Schiller Park is more than just a recreational space to German Village residents.

It is a place of history and lore, where volunteers spend countless hours manicuring various gardens.

It is a dog-walking destination, somewhere to relax, picnic, shoot hoops and catch up with neighbors.

The source of enduring pride for the neighborhood turns 150 years old this year -- a historical milestone that marks a colorful past.

"So many things have happened in the park," said John Clark, a local historian and author.

Early history

Schiller Park is the city's second oldest park. The first was Goodale Park. The 23.5-acre Schiller Park was purchased in April 1867 for $15,000 by the city. It was known simply as City Park for nearly 40 years, Clark said.

It was part of a bigger piece of real estate called Stewart's Grove, whose owners allowed people to gather on the land for public purposes.

It was the site of the Ohio State Fair, from 1864-65, and was a pooling stop for volunteer soldiers serving in the Mexican-American War before they were deployed to other destinations. The Columbus Oktoberfest was held at the park from 1967-71.

Francis Stewart, who owned a portion of the property that would become Schiller Park, sold some of the acreage to Columbus.

Essentially, the park was in the middle of nowhere, far south at the time for denizens of downtown and other areas of the city, Clark said. At one point, it was surrounded by a fence so cows could not escape. It also was the site of a short-lived zoo.

Several houses had been built on the property over the years, but the one remaining is the caretaker's cottage, built in the 1930s. It is now the headquarters of Actors' Theatre of Columbus, which performs in the park's amphitheater.

Over the years, houses were built around the park, which is now bounded by Reinhard Avenue, Jaeger Street, Deshler Avenue and City Park Avenue.

Diplomats visit

In 1871, Amelia May Parsons and Prince Alexander Ernst zu Lynar of Prussia were married in Trinity Episcopal Church in downtown. Afterward they both planted a tree for peace in Schiller Park. The Franco-Prussian War ended that same year.

Lynar wasn't the only diplomat to have visited the park. Former President Barack Obama spoke there during his re-election campaign in 2012.

Name change

The park was named after Johann Christoph Friedrich von Schiller (1759-1805), a German poet, playwright and philosopher.

The 2,640-pound statue of von Schiller, crafted in Germany, was dedicated, surely as a nod to the large German population on the South Side, on July 4, 1891. It officially was named Schiller Park in 1905.

During World War I, however, anti-German sentiment in Columbus and the United States ran high. The park was renamed Washington Park, after George Washington. The park became the site of the burning of German books, Clark said. But in 1930, it became Schiller again.

Urban paradise

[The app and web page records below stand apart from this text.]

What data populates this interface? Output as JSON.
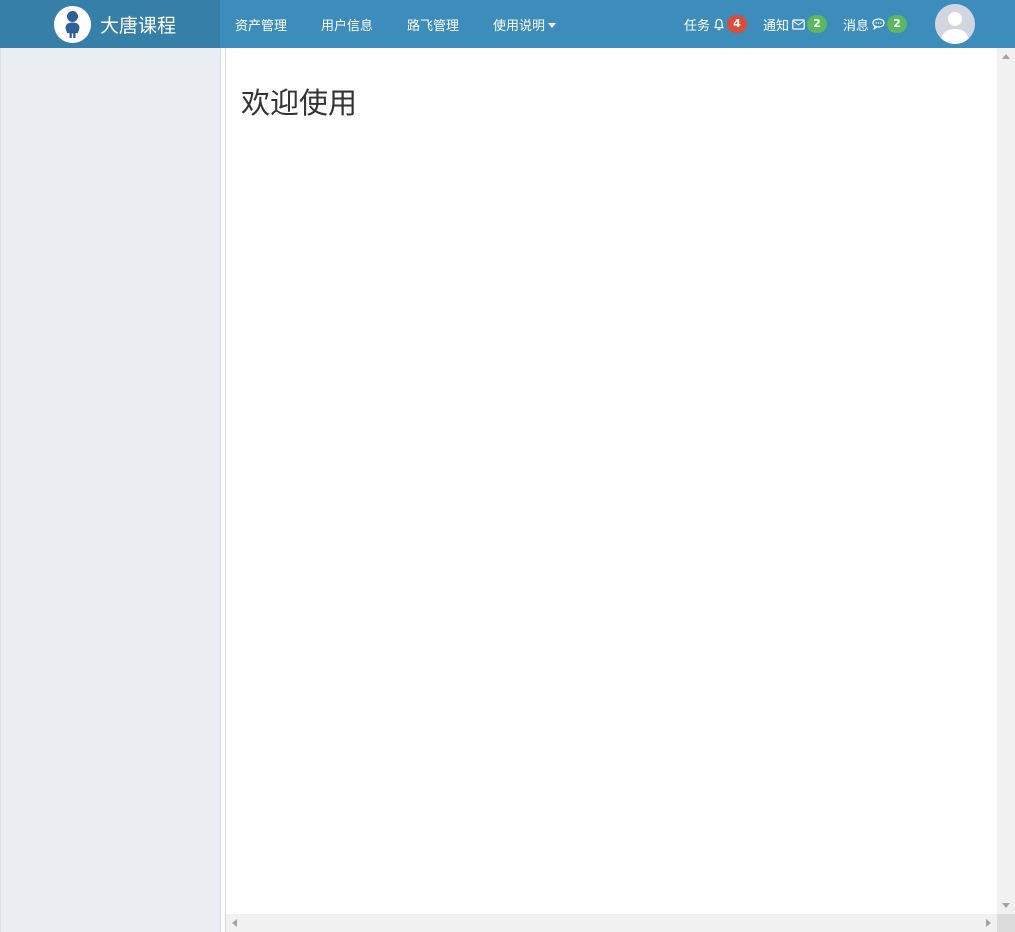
{
  "brand": {
    "title": "大唐课程",
    "logo_icon": "person-icon"
  },
  "nav": {
    "items": [
      {
        "label": "资产管理"
      },
      {
        "label": "用户信息"
      },
      {
        "label": "路飞管理"
      },
      {
        "label": "使用说明",
        "has_dropdown": true
      }
    ]
  },
  "notifications": {
    "tasks": {
      "label": "任务",
      "icon": "bell-icon",
      "count": "4"
    },
    "notices": {
      "label": "通知",
      "icon": "envelope-icon",
      "count": "2"
    },
    "messages": {
      "label": "消息",
      "icon": "comment-icon",
      "count": "2"
    }
  },
  "user": {
    "avatar_icon": "user-avatar-icon"
  },
  "main": {
    "title": "欢迎使用"
  },
  "colors": {
    "header": "#3c8dbc",
    "brand_bg": "#367fa9",
    "sidebar": "#eaedf1",
    "badge_red": "#dd4b39",
    "badge_green": "#5cb85c"
  }
}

These days, Schiller is every bit the urban park, with a basketball court, tennis courts, a playground and home to the Schiller Community Center (long known as the Schiller Recreation Center), dedicated in 1917.

Sidewalks surround the park and wend their way through the space, as trees -- some believed to be dating back to the Stewart's Grove era -- tower over joggers and dog-walkers.

Julie Bango, who grew up on the South Side, was taking her dog, Lily, for a walk in the park Sept. 6.

"This is Lily's backyard," said Bango, who now lives in German Village. "I love this park. I grew up riding my bike down here."

A lighted fountain was recently added in the pond on the south side of the park. Dirt from the pond's excavation was piled into the northeast portion of the park, leading to the formation of what is known as the sledding hill.

"People will get the inkling it's an indian burial mound," Clark said.

Gardens galore

A number of improvements to the park came from volunteers and private donations.

One was the iconic Umbrella Girl fountain on the north side of the park, created by then-local sculptor Joan Wobst, a village resident.

Nearby is the Grace Highfield Memorial Garden, honoring the longtime member of the German Village Society and a staunch supporter of the neighborhood.

The Schiller monument is bordered by lush greenery and faces three colorful flower beds, known as Huntington Garden, which lead to the von Schiller statue from City Park Avenue.

A group of 35 or so volunteers, known as the "deadheaders," do all the planting and maintenance of the garden, which celebrates its 25th anniversary next year.

"We still have a number of (deadheaders) originals," said Bert Stevens, chairwoman of Huntington Garden.

Janet Druen, Connie Swain and Elspeth Willoughby formed Friends of Schiller Park in 1980 as a way to improve a dilapidated playground on the eastern portion of the park.

The women "had young kids in the area and figured it needed to be done," Willoughby said.

The group, which has since branched out to include other projects in the park, was instrumental in getting the playground renovated and, years later, championed a major upgrade.

"There was not a lot of other green space around that area," Willoughby said.

"And for those of us who were living there with young children, this was our playground, our backyard, if you will. I think it was very important to the community."